Artificial intelligence, or AI, has transformed from a futuristic tech novelty to a modern-day business tool.
With artificial intelligence, computers are able to take data and “learn” from it, analyzing the data in a way that allows the computer to make accurate predictions and educated decisions.
As the technology has matured, businesses in all industries are working hard to develop applications for AI that will boost their productivity and improve their operations.
And it’s no wonder why: a study by business research group Accenture found that artificial intelligence has the potential to double economic growth rates within the next 20 years, while increasing productivity by 40%.
The international trade sector has quickly caught on to the artificial intelligence trend. With so much data generated by companies, there is ample opportunity to improve trade processes with artificial intelligence.
Here are four ways international trade is beginning to benefit from the technology.
1. Enabling more proactive supply chains
Supply chains already thrive on data from start to finish. Online orders, warehouse packing slip data, and shipping station freight scans can all feed data to a logistics program driven by artificial intelligence.
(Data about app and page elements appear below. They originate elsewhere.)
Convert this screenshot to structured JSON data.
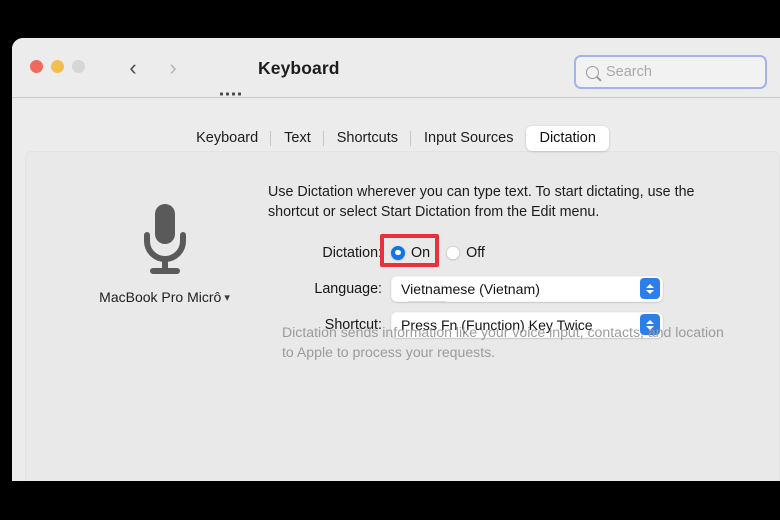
{
  "window": {
    "title": "Keyboard",
    "traffic_lights": [
      "close-red",
      "minimize-yellow",
      "zoom-grey"
    ],
    "nav_back": "‹",
    "nav_forward": "›",
    "grid_icon": "show-all-icon"
  },
  "search": {
    "placeholder": "Search",
    "value": "",
    "icon": "search-icon",
    "focus_ring_color": "#a4b4ea"
  },
  "tabs": [
    {
      "label": "Keyboard",
      "active": false
    },
    {
      "label": "Text",
      "active": false
    },
    {
      "label": "Shortcuts",
      "active": false
    },
    {
      "label": "Input Sources",
      "active": false
    },
    {
      "label": "Dictation",
      "active": true
    }
  ],
  "microphone": {
    "icon": "microphone-icon",
    "label": "MacBook Pro Micrô",
    "chevron": "⌄"
  },
  "description": "Use Dictation wherever you can type text. To start dictating, use the shortcut or select Start Dictation from the Edit menu.",
  "form": {
    "dictation": {
      "label": "Dictation:",
      "options": [
        {
          "label": "On",
          "selected": true
        },
        {
          "label": "Off",
          "selected": false
        }
      ],
      "highlight": true,
      "highlight_color": "#e8313a",
      "accent_color": "#1474e5"
    },
    "language": {
      "label": "Language:",
      "value": "Vietnamese (Vietnam)",
      "stepper_color": "#2e7ee8"
    },
    "shortcut": {
      "label": "Shortcut:",
      "value": "Press Fn (Function) Key Twice",
      "stepper_color": "#2e7ee8"
    }
  },
  "footnote": "Dictation sends information like your voice input, contacts, and location to Apple to process your requests."
}
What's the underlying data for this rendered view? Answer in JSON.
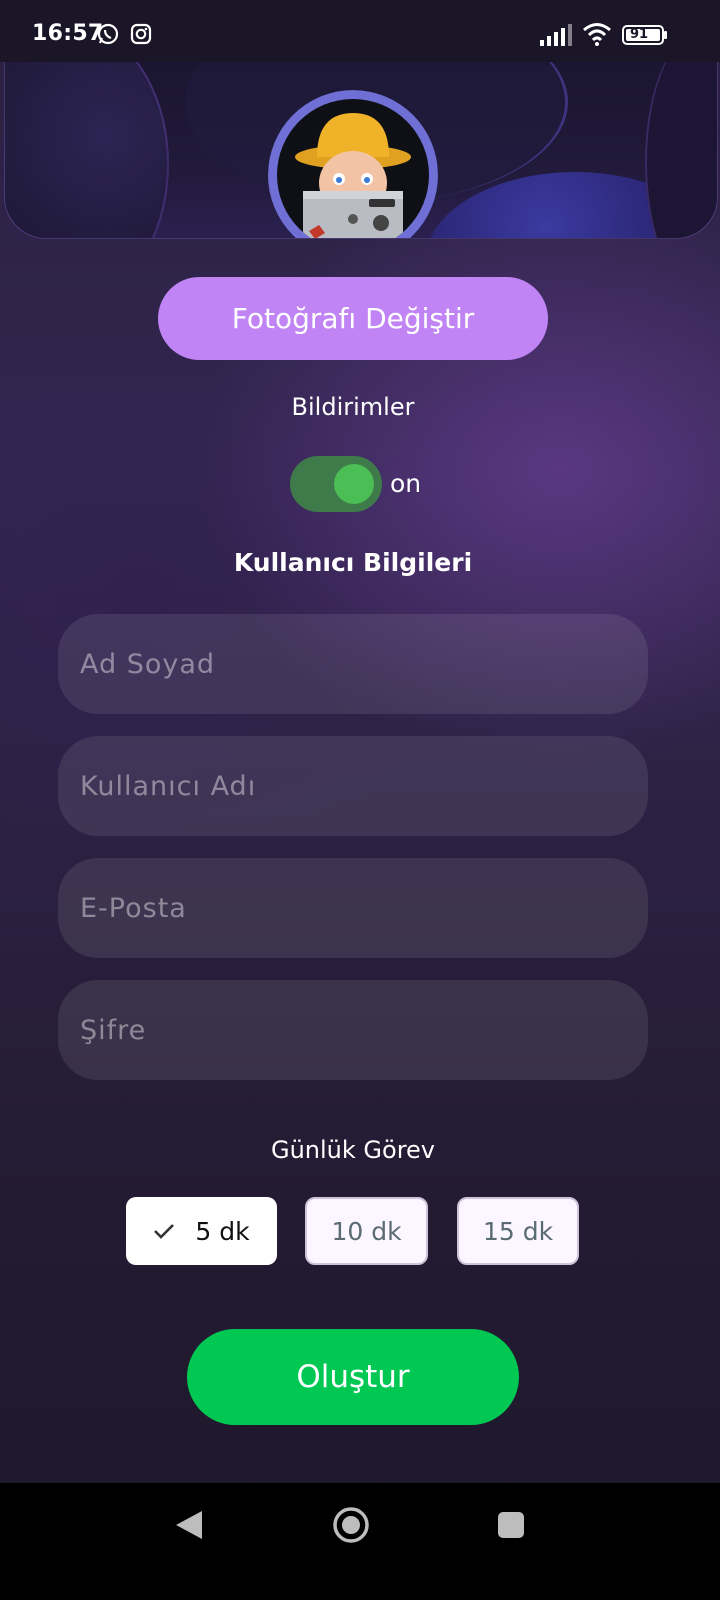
{
  "status_bar": {
    "time": "16:57",
    "battery_level": "91",
    "app_icons": [
      "whatsapp-icon",
      "instagram-icon"
    ],
    "system_icons": [
      "signal-icon",
      "wifi-icon",
      "battery-icon"
    ]
  },
  "header": {
    "avatar_alt": "profile-avatar"
  },
  "profile": {
    "change_photo_label": "Fotoğrafı Değiştir",
    "notifications_label": "Bildirimler",
    "notifications_state": "on",
    "notifications_enabled": true
  },
  "form": {
    "section_title": "Kullanıcı Bilgileri",
    "fields": [
      {
        "placeholder": "Ad Soyad",
        "value": ""
      },
      {
        "placeholder": "Kullanıcı Adı",
        "value": ""
      },
      {
        "placeholder": "E-Posta",
        "value": ""
      },
      {
        "placeholder": "Şifre",
        "value": ""
      }
    ]
  },
  "daily_task": {
    "title": "Günlük Görev",
    "options": [
      {
        "label": "5 dk",
        "selected": true
      },
      {
        "label": "10 dk",
        "selected": false
      },
      {
        "label": "15 dk",
        "selected": false
      }
    ]
  },
  "actions": {
    "create_label": "Oluştur"
  },
  "colors": {
    "accent_purple": "#c084f5",
    "create_green": "#00c853",
    "toggle_green": "#4bbf56"
  },
  "nav_bar": {
    "items": [
      "back-icon",
      "home-icon",
      "recents-icon"
    ]
  }
}
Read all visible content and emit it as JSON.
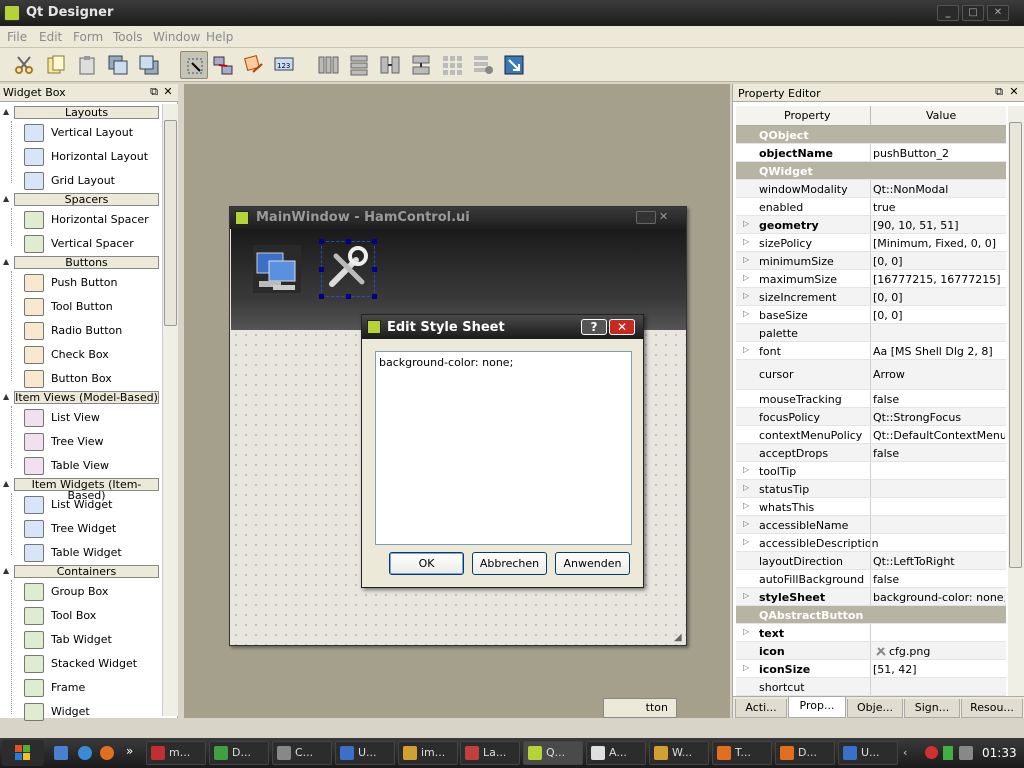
{
  "app": {
    "title": "Qt Designer"
  },
  "menu": [
    "File",
    "Edit",
    "Form",
    "Tools",
    "Window",
    "Help"
  ],
  "widget_box": {
    "title": "Widget Box",
    "categories": [
      {
        "name": "Layouts",
        "items": [
          "Vertical Layout",
          "Horizontal Layout",
          "Grid Layout"
        ]
      },
      {
        "name": "Spacers",
        "items": [
          "Horizontal Spacer",
          "Vertical Spacer"
        ]
      },
      {
        "name": "Buttons",
        "items": [
          "Push Button",
          "Tool Button",
          "Radio Button",
          "Check Box",
          "Button Box"
        ]
      },
      {
        "name": "Item Views (Model-Based)",
        "items": [
          "List View",
          "Tree View",
          "Table View"
        ]
      },
      {
        "name": "Item Widgets (Item-Based)",
        "items": [
          "List Widget",
          "Tree Widget",
          "Table Widget"
        ]
      },
      {
        "name": "Containers",
        "items": [
          "Group Box",
          "Tool Box",
          "Tab Widget",
          "Stacked Widget",
          "Frame",
          "Widget"
        ]
      }
    ]
  },
  "form_window": {
    "title": "MainWindow - HamControl.ui",
    "hidden_button_text": "tton"
  },
  "dialog": {
    "title": "Edit Style Sheet",
    "help": "?",
    "close": "✕",
    "text": "background-color: none;",
    "ok": "OK",
    "cancel": "Abbrechen",
    "apply": "Anwenden"
  },
  "property_editor": {
    "title": "Property Editor",
    "col_property": "Property",
    "col_value": "Value",
    "rows": [
      {
        "name": "QObject",
        "value": "",
        "section": true
      },
      {
        "name": "objectName",
        "value": "pushButton_2",
        "bold": true
      },
      {
        "name": "QWidget",
        "value": "",
        "section": true
      },
      {
        "name": "windowModality",
        "value": "Qt::NonModal"
      },
      {
        "name": "enabled",
        "value": "true"
      },
      {
        "name": "geometry",
        "value": "[90, 10, 51, 51]",
        "bold": true,
        "expand": true
      },
      {
        "name": "sizePolicy",
        "value": "[Minimum, Fixed, 0, 0]",
        "expand": true
      },
      {
        "name": "minimumSize",
        "value": "[0, 0]",
        "expand": true
      },
      {
        "name": "maximumSize",
        "value": "[16777215, 16777215]",
        "expand": true
      },
      {
        "name": "sizeIncrement",
        "value": "[0, 0]",
        "expand": true
      },
      {
        "name": "baseSize",
        "value": "[0, 0]",
        "expand": true
      },
      {
        "name": "palette",
        "value": ""
      },
      {
        "name": "font",
        "value": "Aa   [MS Shell Dlg 2, 8]",
        "expand": true
      },
      {
        "name": "cursor",
        "value": "     Arrow",
        "tall": true
      },
      {
        "name": "mouseTracking",
        "value": "false"
      },
      {
        "name": "focusPolicy",
        "value": "Qt::StrongFocus"
      },
      {
        "name": "contextMenuPolicy",
        "value": "Qt::DefaultContextMenu"
      },
      {
        "name": "acceptDrops",
        "value": "false"
      },
      {
        "name": "toolTip",
        "value": "",
        "expand": true
      },
      {
        "name": "statusTip",
        "value": "",
        "expand": true
      },
      {
        "name": "whatsThis",
        "value": "",
        "expand": true
      },
      {
        "name": "accessibleName",
        "value": "",
        "expand": true
      },
      {
        "name": "accessibleDescription",
        "value": "",
        "expand": true
      },
      {
        "name": "layoutDirection",
        "value": "Qt::LeftToRight"
      },
      {
        "name": "autoFillBackground",
        "value": "false"
      },
      {
        "name": "styleSheet",
        "value": "background-color: none;",
        "bold": true,
        "expand": true
      },
      {
        "name": "QAbstractButton",
        "value": "",
        "section": true
      },
      {
        "name": "text",
        "value": "",
        "bold": true,
        "expand": true
      },
      {
        "name": "icon",
        "value": "cfg.png",
        "bold": true,
        "icon": true
      },
      {
        "name": "iconSize",
        "value": "[51, 42]",
        "bold": true,
        "expand": true
      },
      {
        "name": "shortcut",
        "value": ""
      }
    ],
    "tabs": [
      "Acti...",
      "Prop...",
      "Obje...",
      "Sign...",
      "Resou..."
    ]
  },
  "taskbar": {
    "items": [
      "m...",
      "D...",
      "C...",
      "U...",
      "im...",
      "La...",
      "Q...",
      "A...",
      "W...",
      "T...",
      "D...",
      "U..."
    ],
    "clock": "01:33"
  }
}
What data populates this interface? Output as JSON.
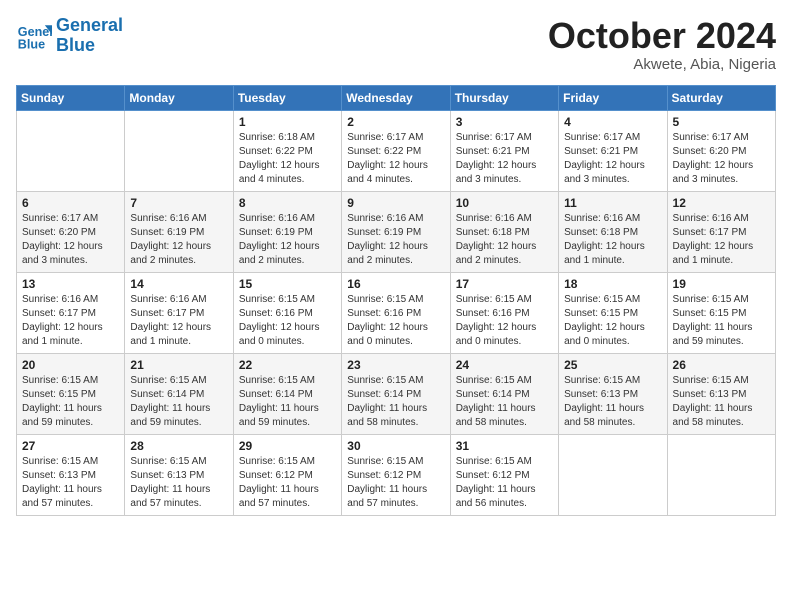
{
  "logo": {
    "line1": "General",
    "line2": "Blue"
  },
  "title": "October 2024",
  "location": "Akwete, Abia, Nigeria",
  "weekdays": [
    "Sunday",
    "Monday",
    "Tuesday",
    "Wednesday",
    "Thursday",
    "Friday",
    "Saturday"
  ],
  "weeks": [
    [
      {
        "day": "",
        "detail": ""
      },
      {
        "day": "",
        "detail": ""
      },
      {
        "day": "1",
        "detail": "Sunrise: 6:18 AM\nSunset: 6:22 PM\nDaylight: 12 hours\nand 4 minutes."
      },
      {
        "day": "2",
        "detail": "Sunrise: 6:17 AM\nSunset: 6:22 PM\nDaylight: 12 hours\nand 4 minutes."
      },
      {
        "day": "3",
        "detail": "Sunrise: 6:17 AM\nSunset: 6:21 PM\nDaylight: 12 hours\nand 3 minutes."
      },
      {
        "day": "4",
        "detail": "Sunrise: 6:17 AM\nSunset: 6:21 PM\nDaylight: 12 hours\nand 3 minutes."
      },
      {
        "day": "5",
        "detail": "Sunrise: 6:17 AM\nSunset: 6:20 PM\nDaylight: 12 hours\nand 3 minutes."
      }
    ],
    [
      {
        "day": "6",
        "detail": "Sunrise: 6:17 AM\nSunset: 6:20 PM\nDaylight: 12 hours\nand 3 minutes."
      },
      {
        "day": "7",
        "detail": "Sunrise: 6:16 AM\nSunset: 6:19 PM\nDaylight: 12 hours\nand 2 minutes."
      },
      {
        "day": "8",
        "detail": "Sunrise: 6:16 AM\nSunset: 6:19 PM\nDaylight: 12 hours\nand 2 minutes."
      },
      {
        "day": "9",
        "detail": "Sunrise: 6:16 AM\nSunset: 6:19 PM\nDaylight: 12 hours\nand 2 minutes."
      },
      {
        "day": "10",
        "detail": "Sunrise: 6:16 AM\nSunset: 6:18 PM\nDaylight: 12 hours\nand 2 minutes."
      },
      {
        "day": "11",
        "detail": "Sunrise: 6:16 AM\nSunset: 6:18 PM\nDaylight: 12 hours\nand 1 minute."
      },
      {
        "day": "12",
        "detail": "Sunrise: 6:16 AM\nSunset: 6:17 PM\nDaylight: 12 hours\nand 1 minute."
      }
    ],
    [
      {
        "day": "13",
        "detail": "Sunrise: 6:16 AM\nSunset: 6:17 PM\nDaylight: 12 hours\nand 1 minute."
      },
      {
        "day": "14",
        "detail": "Sunrise: 6:16 AM\nSunset: 6:17 PM\nDaylight: 12 hours\nand 1 minute."
      },
      {
        "day": "15",
        "detail": "Sunrise: 6:15 AM\nSunset: 6:16 PM\nDaylight: 12 hours\nand 0 minutes."
      },
      {
        "day": "16",
        "detail": "Sunrise: 6:15 AM\nSunset: 6:16 PM\nDaylight: 12 hours\nand 0 minutes."
      },
      {
        "day": "17",
        "detail": "Sunrise: 6:15 AM\nSunset: 6:16 PM\nDaylight: 12 hours\nand 0 minutes."
      },
      {
        "day": "18",
        "detail": "Sunrise: 6:15 AM\nSunset: 6:15 PM\nDaylight: 12 hours\nand 0 minutes."
      },
      {
        "day": "19",
        "detail": "Sunrise: 6:15 AM\nSunset: 6:15 PM\nDaylight: 11 hours\nand 59 minutes."
      }
    ],
    [
      {
        "day": "20",
        "detail": "Sunrise: 6:15 AM\nSunset: 6:15 PM\nDaylight: 11 hours\nand 59 minutes."
      },
      {
        "day": "21",
        "detail": "Sunrise: 6:15 AM\nSunset: 6:14 PM\nDaylight: 11 hours\nand 59 minutes."
      },
      {
        "day": "22",
        "detail": "Sunrise: 6:15 AM\nSunset: 6:14 PM\nDaylight: 11 hours\nand 59 minutes."
      },
      {
        "day": "23",
        "detail": "Sunrise: 6:15 AM\nSunset: 6:14 PM\nDaylight: 11 hours\nand 58 minutes."
      },
      {
        "day": "24",
        "detail": "Sunrise: 6:15 AM\nSunset: 6:14 PM\nDaylight: 11 hours\nand 58 minutes."
      },
      {
        "day": "25",
        "detail": "Sunrise: 6:15 AM\nSunset: 6:13 PM\nDaylight: 11 hours\nand 58 minutes."
      },
      {
        "day": "26",
        "detail": "Sunrise: 6:15 AM\nSunset: 6:13 PM\nDaylight: 11 hours\nand 58 minutes."
      }
    ],
    [
      {
        "day": "27",
        "detail": "Sunrise: 6:15 AM\nSunset: 6:13 PM\nDaylight: 11 hours\nand 57 minutes."
      },
      {
        "day": "28",
        "detail": "Sunrise: 6:15 AM\nSunset: 6:13 PM\nDaylight: 11 hours\nand 57 minutes."
      },
      {
        "day": "29",
        "detail": "Sunrise: 6:15 AM\nSunset: 6:12 PM\nDaylight: 11 hours\nand 57 minutes."
      },
      {
        "day": "30",
        "detail": "Sunrise: 6:15 AM\nSunset: 6:12 PM\nDaylight: 11 hours\nand 57 minutes."
      },
      {
        "day": "31",
        "detail": "Sunrise: 6:15 AM\nSunset: 6:12 PM\nDaylight: 11 hours\nand 56 minutes."
      },
      {
        "day": "",
        "detail": ""
      },
      {
        "day": "",
        "detail": ""
      }
    ]
  ]
}
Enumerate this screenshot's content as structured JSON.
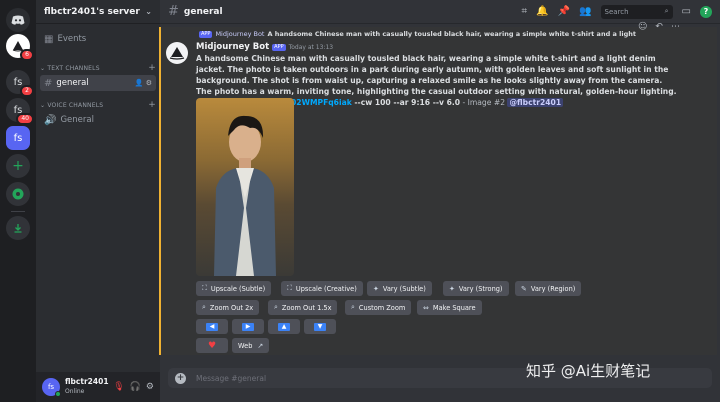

These programs can provide a variety of benefits to supply chains. They can anticipate supply chain disruptions and formulate plans to compensate. They can predict customer behavior to regulate stock, preventing order shortages or overages. They can also calculate the fastest and cheapest shipping routes and foresee customer cancelations.
Ultimately, an artificially intelligent supply chain is a proactive supply chain, one that is incredibly agile and able to alleviate the impact of inevitable disruptions.
2. Enhancing time-saving compliance software
One of the biggest challenges of international trade is compliance. Companies have to know who they are doing business with and watch for clients, suppliers, or business partners who violate trade restrictions. With those restrictions constantly evolving, compliance can pose a time-consuming challenge to international businesses.
Of course, software already exists to aid with compliance, but that software isn’t always foolproof. It’s prone to false positives and false negatives, which means that human review is often required.
Because of its learning capabilities, artificial intelligence can improve compliance software by reducing the amount of false positives and negatives, thus reducing the amount of additional human review and input necessary to maintain compliance.
3. Creating smarter contracts
Trading generates a lot of contracts. While these contracts take time and money to formulate, review, and comply with, they are often neglected unless a problem arrives. Enter artificial intelligence.
AI can transform trade documents, often entangled in legalese, into useful documents that can help businesses operate more easily within the parameters of the contract, and even reduce the risk of legal issues. Legal-based AI programs can catalog contracts, making sure they are being implemented properly throughout the business.
This helps protect companies from legal risks and ensures that they are also benefiting from the contract with on-time payments and deliveries from clients and suppliers. AI allows businesses to properly execute contracts and avoid risks without devoting a lot of manpower to contract compliance.
4. Increasing access to trade financing
One way AI stands to benefit international trade has to do with how banks approach financing trade-based businesses. An estimated 80% of businesses who deal in international trade take advantage of financing, but it can be hard to come by. Many banks are hesitant to lend to traders due to concerns about trade regulation compliance.
While banks have traditionally required a legion of compliance officers to review loans for international businesses — the expense of which can add onto financing fees — AI can now shoulder the burden of compliance analysis.
Some financial institutions are taking advantage of artificial intelligence platforms to analyze compliance and, with the time and expense of compliance review lessened, can offer more financing options to international businesses.
Artificial intelligence is being hailed as the future of business, from the way companies manage their supply chains and deal with legal issues, to how companies anticipate and meet consumer demand.
Supply chain management, regulations compliance, contract management, and access to financing are just some ways international trade businesses stand to benefit from AI now.
A continued influx of artificial intelligence tools are sure to emerge as businesses embrace and explore the technology.